The Ithaca College Class of 2015 graduated in the college’s 120th Commencement ceremony May 17 at Butterfield Stadium.
The Class of 2015 featured 1,398 graduates. The graduates listened to speeches from several speakers, including honorary-degree recipient Tony Kushner, an award-winning playwright and screenwriter; Ithaca College President Tom Rochon; commencement speaker Meghan Musnicki ’05, an Olympic gold medalist with the United States women’s rowing team; and Co-Senior Class President Mia O’Brien.
After the graduates processed into the ceremony, Linda Petrosino, interim provost and vice president for educational affairs, thanked the Class of 2015 and presented Kushner with an honorary degree. Kushner likened himself to a fictional character at the college who has not fully experienced the trials of an educational experience, but said he was still very thankful for the honorary degree.

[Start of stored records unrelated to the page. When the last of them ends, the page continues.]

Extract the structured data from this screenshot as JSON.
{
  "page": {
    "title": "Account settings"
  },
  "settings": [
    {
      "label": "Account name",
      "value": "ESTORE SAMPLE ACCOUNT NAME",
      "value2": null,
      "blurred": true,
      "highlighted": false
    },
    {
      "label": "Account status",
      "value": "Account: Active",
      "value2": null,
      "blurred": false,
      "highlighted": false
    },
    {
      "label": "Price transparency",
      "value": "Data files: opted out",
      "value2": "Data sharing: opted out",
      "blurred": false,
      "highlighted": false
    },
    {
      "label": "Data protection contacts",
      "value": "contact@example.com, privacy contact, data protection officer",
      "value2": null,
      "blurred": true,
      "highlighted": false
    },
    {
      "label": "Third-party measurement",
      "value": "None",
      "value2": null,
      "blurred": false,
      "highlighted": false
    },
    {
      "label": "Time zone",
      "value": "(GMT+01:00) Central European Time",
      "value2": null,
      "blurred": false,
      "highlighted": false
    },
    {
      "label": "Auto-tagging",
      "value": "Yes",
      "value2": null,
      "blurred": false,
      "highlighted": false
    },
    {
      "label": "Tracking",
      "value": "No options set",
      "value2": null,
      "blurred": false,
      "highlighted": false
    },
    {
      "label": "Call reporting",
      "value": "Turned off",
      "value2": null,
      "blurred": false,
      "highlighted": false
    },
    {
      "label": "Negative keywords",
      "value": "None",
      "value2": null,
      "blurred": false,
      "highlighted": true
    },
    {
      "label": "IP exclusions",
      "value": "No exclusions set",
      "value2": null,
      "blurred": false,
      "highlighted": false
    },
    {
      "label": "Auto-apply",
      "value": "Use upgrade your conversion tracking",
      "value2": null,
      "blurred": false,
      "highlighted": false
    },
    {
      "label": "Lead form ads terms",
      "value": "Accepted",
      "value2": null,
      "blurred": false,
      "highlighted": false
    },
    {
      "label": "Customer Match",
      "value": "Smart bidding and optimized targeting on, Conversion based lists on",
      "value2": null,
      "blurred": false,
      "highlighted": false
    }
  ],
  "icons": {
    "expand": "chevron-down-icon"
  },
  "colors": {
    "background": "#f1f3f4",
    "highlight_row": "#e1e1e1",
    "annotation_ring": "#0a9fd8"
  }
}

Kushner, who received the National Medal of Arts from President Barack Obama in 2013, listed off a number of issues he saw with the present state of the world, including homophobia, economic inequality and the conflicts in the Middle East, and he charged the graduates with saving it.
“The world needs saving, so enjoy today … but then get back to work,” he said.
Rochon gave his remarks to the graduates, where he compared the graduates’ time at the college to the famous Greek epic “The Odyssey,” in which Greek war hero Odysseus travels from Troy back to the Greek island of Ithaca.
“I know your time here at IC was less terrifying, but I hope it was equally as rich,” he said.
Rochon ended his address by referencing the quote engraved on a medal each of the graduates wore, which read, “I hope your journey is a long one, full of adventure, full of discovery,” quoted from 19th-century Greek poet Constantine P. Cavafy’s poem “Ithaka.”
He then introduced Musnicki, who issued the graduates four challenges. She challenged the graduates to set a goal and make a plan but be willing to change it, to fail a lot and fail forward, to exercise gratitude often in their lives and be grateful for their privileges, and to be present in the moment.
“Life isn’t just the major events; it’s everything in-between,” Musnicki said.
After issuing her last challenge, Musnicki asked the graduates to sit in silence for 30 seconds to reflect on the moment.
O’Brien gave the senior class address. Her speech centered around looking and thinking above smaller, petty issues. O’Brien invited the graduates, and many of the other audience members, to stand on their seats.
“You have now graduated higher than anyone else at Ithaca College,” she said.
Five hundred and sixty-nine of the 1,398 graduates, or almost 41 percent, donated to the Ithaca College Annual Fund as a part of the senior class gift. Stephanie Khoury and Hannah Oppenheim, Senior Class Gift Committee co-chairs, presented the gift of $14,163 in the form of a large check to Thomas Grape, chair of the Ithaca College Board of Trustees.